▶ EXERCISE DIRECTIONS
Everything in the records except the pictures must be copied out exactly.

GIVEN RECORDS Block Start

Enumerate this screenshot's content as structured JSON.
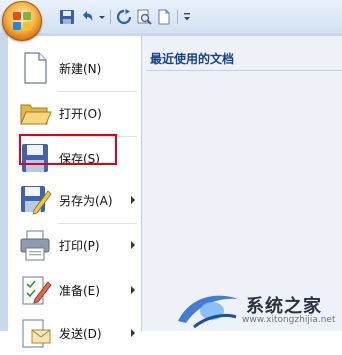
{
  "titlebar": {
    "quick_access": [
      "save-icon",
      "undo-icon",
      "redo-icon",
      "print-preview-icon",
      "new-doc-icon",
      "customize-dropdown-icon"
    ]
  },
  "office_button": {
    "icon": "office-logo-icon"
  },
  "menu": {
    "items": [
      {
        "label": "新建(N)",
        "icon": "new-document-icon",
        "has_submenu": false
      },
      {
        "label": "打开(O)",
        "icon": "open-folder-icon",
        "has_submenu": false,
        "highlighted": true
      },
      {
        "label": "保存(S)",
        "icon": "save-disk-icon",
        "has_submenu": false
      },
      {
        "label": "另存为(A)",
        "icon": "save-as-icon",
        "has_submenu": true
      },
      {
        "label": "打印(P)",
        "icon": "printer-icon",
        "has_submenu": true
      },
      {
        "label": "准备(E)",
        "icon": "prepare-icon",
        "has_submenu": true
      },
      {
        "label": "发送(D)",
        "icon": "send-icon",
        "has_submenu": true
      }
    ]
  },
  "recent": {
    "title": "最近使用的文档"
  },
  "watermark": {
    "text": "系统之家",
    "url": "www.xitongzhijia.net"
  },
  "colors": {
    "highlight": "#e0001a",
    "pane_bg": "#eef2f8",
    "frame": "#c9d9ed"
  }
}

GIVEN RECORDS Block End

▶ TASK SOLUTION
Enumerate this screenshot's content as structured JSON.
{
  "titlebar": {
    "quick_access": [
      "save-icon",
      "undo-icon",
      "redo-icon",
      "print-preview-icon",
      "new-doc-icon",
      "customize-dropdown-icon"
    ]
  },
  "office_button": {
    "icon": "office-logo-icon"
  },
  "menu": {
    "items": [
      {
        "label": "新建(N)",
        "icon": "new-document-icon",
        "has_submenu": false
      },
      {
        "label": "打开(O)",
        "icon": "open-folder-icon",
        "has_submenu": false,
        "highlighted": true
      },
      {
        "label": "保存(S)",
        "icon": "save-disk-icon",
        "has_submenu": false
      },
      {
        "label": "另存为(A)",
        "icon": "save-as-icon",
        "has_submenu": true
      },
      {
        "label": "打印(P)",
        "icon": "printer-icon",
        "has_submenu": true
      },
      {
        "label": "准备(E)",
        "icon": "prepare-icon",
        "has_submenu": true
      },
      {
        "label": "发送(D)",
        "icon": "send-icon",
        "has_submenu": true
      }
    ]
  },
  "recent": {
    "title": "最近使用的文档"
  },
  "watermark": {
    "text": "系统之家",
    "url": "www.xitongzhijia.net"
  },
  "colors": {
    "highlight": "#e0001a",
    "pane_bg": "#eef2f8",
    "frame": "#c9d9ed"
  }
}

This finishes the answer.